While not required for acceptance, about half of the fellows have had contracts for their work before the residence. Forthcoming books from publishers like Bloomsbury, Penguin Random House and St. Martin’s Press will have the influence of time spent at Carey embedded in the prose. The subjects cover a broad spectrum of hot-button social, political and economic issues, including war and peace, intelligence, the local and global food system, immigration and climate change.

As word has spread, the year-old program has quickly carved out a unique and important role for journalists, writers and filmmakers dedicated to the craft of longform nonfiction. Interviews with alumni about their time at Carey can be seen here:  

One recent resident, Daniel Ellsberg, the key figure in the leaking and publication of the Vietnam-era Pentagon Papers, was here to work on a book about the nuclear doomsday machines resident in countries capable of nuclear warfare.

“If you can’t do it here, you just can’t do it,” said Ellsberg, reflecting on his stay.

A full list of Carey Nonfiction alumni can be found here:

Applications for the next session starting in October are open until July 1. Selections for the Carey Institute Nonfiction Program are based on the talent, quality, relevance and promise of applicants’ works. Up to 15 fellows will be chosen for the Fall 2016 class. We seek a widely diverse group.

Those interested can begin the application process by filling out a pre-application on the Carey Institute’s website at Selected fellows will be notified by August. All questions should be directed to

The program is managed by award-winning documentary producer Tom Jennings in collaboration with journalist Josh Friedman, both Pulitzer Prize winners.
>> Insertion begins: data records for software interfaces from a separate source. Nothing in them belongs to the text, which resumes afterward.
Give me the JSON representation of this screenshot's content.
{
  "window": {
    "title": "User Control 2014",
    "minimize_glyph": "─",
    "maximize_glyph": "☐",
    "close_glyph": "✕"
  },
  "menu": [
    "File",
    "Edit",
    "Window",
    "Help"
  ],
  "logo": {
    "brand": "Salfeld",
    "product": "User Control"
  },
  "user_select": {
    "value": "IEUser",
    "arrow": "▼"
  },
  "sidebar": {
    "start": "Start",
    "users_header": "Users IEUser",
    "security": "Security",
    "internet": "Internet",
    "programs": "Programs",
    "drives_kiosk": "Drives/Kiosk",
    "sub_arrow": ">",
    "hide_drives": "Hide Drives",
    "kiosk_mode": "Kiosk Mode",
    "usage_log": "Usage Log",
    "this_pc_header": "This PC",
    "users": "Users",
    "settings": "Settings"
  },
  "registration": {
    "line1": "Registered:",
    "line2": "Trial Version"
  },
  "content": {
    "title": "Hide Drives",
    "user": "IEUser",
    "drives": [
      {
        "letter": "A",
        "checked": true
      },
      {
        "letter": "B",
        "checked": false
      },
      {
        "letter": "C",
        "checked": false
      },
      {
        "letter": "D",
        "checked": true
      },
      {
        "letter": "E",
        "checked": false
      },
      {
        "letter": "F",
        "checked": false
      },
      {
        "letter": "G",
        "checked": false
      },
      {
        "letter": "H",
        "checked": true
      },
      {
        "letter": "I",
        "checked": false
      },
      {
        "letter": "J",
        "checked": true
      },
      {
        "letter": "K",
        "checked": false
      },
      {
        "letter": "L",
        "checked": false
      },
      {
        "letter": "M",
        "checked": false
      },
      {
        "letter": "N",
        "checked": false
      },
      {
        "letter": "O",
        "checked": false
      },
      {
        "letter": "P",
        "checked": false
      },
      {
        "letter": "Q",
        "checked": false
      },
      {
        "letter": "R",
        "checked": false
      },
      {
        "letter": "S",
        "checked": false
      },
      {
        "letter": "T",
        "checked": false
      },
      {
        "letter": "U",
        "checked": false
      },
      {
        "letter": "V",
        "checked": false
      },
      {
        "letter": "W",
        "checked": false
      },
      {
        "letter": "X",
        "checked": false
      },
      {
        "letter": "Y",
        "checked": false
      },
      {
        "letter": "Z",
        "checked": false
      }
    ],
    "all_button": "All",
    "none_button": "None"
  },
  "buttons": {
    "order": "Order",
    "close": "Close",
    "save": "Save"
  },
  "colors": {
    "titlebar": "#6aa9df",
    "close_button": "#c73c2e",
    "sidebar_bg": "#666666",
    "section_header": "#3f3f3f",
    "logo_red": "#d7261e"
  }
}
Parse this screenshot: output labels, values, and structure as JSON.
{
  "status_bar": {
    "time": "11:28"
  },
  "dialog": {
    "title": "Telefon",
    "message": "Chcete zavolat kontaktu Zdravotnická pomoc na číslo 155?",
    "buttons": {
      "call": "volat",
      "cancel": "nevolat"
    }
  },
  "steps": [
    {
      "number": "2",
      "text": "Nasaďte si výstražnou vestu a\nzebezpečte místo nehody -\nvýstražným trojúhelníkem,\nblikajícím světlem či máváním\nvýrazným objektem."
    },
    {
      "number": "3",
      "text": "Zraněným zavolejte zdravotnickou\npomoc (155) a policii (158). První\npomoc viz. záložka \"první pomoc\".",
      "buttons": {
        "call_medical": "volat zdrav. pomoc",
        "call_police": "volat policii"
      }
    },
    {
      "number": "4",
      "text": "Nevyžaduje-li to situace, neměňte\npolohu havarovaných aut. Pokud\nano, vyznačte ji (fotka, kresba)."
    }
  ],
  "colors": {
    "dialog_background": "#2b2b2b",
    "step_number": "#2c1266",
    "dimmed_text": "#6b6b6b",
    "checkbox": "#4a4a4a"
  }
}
The nonfiction program receives financial support from the Reva and David Logan Foundation, the John S. and James L. Knight Foundation, the Stewart R. Mott Foundation and the Dyson Foundation.